“But I felt so suffocated because most of my friends are ladies and we used to hug when we say goodbye and suddenly I felt like I can’t be close to my friends anymore and that was honestly a big cause of upset for me.”
You might think of polygamy, child marriage, and slavery as relics of the past, but there is a small group of Muslims in Singapore that still believes in them.
“It really bothered me. This is not right. You call it religion, but this doesn’t sound right,” Mak says, cringing.
As he read more widely, and sought the advice of other Muslims who were more learned than him, Mak came to realise that that form of Islam was not his cup of tea.
“But I believe in things being fated and I do believe that kind of journey has meaning,” Mak says. And now, his understanding of Islam has evolved to become more pluralistic — accepting a more diverse range of interpretation.
Personal views of Islam do not sit well with some Muslims
Mak also acknowledges that this view does not sit well with some Muslims who see it as “shopping” for the best, or “most suitable” bits of the religion.
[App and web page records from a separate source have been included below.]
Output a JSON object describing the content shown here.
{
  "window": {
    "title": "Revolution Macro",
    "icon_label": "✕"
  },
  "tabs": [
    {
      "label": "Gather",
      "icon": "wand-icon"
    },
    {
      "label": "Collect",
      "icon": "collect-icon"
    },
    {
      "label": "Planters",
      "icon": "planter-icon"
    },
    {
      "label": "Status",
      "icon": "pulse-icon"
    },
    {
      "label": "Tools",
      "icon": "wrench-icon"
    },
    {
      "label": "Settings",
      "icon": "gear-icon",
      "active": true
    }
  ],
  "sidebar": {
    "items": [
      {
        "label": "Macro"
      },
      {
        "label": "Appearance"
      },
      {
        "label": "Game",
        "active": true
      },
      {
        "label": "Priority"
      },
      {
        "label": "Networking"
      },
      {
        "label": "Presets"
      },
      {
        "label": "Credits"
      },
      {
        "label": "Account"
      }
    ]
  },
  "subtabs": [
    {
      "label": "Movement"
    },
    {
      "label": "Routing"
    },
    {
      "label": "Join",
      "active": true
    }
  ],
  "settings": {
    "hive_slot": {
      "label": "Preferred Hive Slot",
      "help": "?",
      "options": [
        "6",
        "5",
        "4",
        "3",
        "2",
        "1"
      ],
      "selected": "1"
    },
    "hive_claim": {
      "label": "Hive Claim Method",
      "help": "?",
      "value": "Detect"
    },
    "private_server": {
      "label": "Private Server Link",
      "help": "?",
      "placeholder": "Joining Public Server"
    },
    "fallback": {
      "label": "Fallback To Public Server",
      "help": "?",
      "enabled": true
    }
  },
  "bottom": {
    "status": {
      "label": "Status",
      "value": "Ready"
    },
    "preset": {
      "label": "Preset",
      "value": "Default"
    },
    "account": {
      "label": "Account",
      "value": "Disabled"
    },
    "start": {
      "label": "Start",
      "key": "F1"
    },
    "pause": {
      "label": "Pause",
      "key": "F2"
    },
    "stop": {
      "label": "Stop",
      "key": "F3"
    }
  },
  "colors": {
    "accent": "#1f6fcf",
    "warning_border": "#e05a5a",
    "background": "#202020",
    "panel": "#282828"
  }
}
“Many of these anti-liberal stances, the underlying principle is that they refuse to acknowledge diversity. And so now I know that these are completely antithetical to my own personal principles.”
Mak says his study of Islam and his own travels has helped to reinforce his observations — that like a lot of other faiths that exist in the world, Islam is practised differently by different people.
He found on a trip to Turkey, for example, that most Muslims there are absolutely fine with keeping and touching dogs, unlike here in Southeast Asia.
“The world is just so big. There is no way for everyone to be the same in terms of belief, action, and practices,” he says. But he qualifies that differences in opinion have to ultimately come from the same foundation and value system.
Take LGBT issues for example, which Mak says is an issue that requires a very nuanced response.
“You need to be very respectful of advances in the field. Gender studies have only developed recently. You can’t be going back to things from 600 years ago when the concept of gender was very different back then.”
Plus the fact that slavery, child marriages, and polygamy are largely considered taboo in most modern societies today has convinced Mak that while the fundamentals of religion remain the same, the practical application of them changes over time.
“I don’t believe that the essence of the religion has changed. It’s still about compassion, still about mercy, still about finding justice, and development. But the form that it takes can be very different.”
Differences in thinking in Islam have always existed too, he points out.
For example, some schools argue for the physical manifestation of God, while others insist that it is conceptual, says Mak.
“Religion doesn’t necessarily entail blind following,” says Mak. “This was a very recent realisation for me.”
As we conclude our conversation, I ask Mak if he would have converted to Islam if he wasn’t depressed.
“I don’t think I would have, honestly,” he says after giving my question pause.
“If I had been in a very comfortable position previously, there would have been no need for me to change anything.”
Mak’s story is one of many you can find around about the saving grace of religion.
But more importantly, I am amazed by how it has provided him with the unique ability to bridge the gap between two very distinct groups of people through his message of acceptance.
I’m pretty sure this won’t be the last we hear of him.
Top image by Rachel Ng.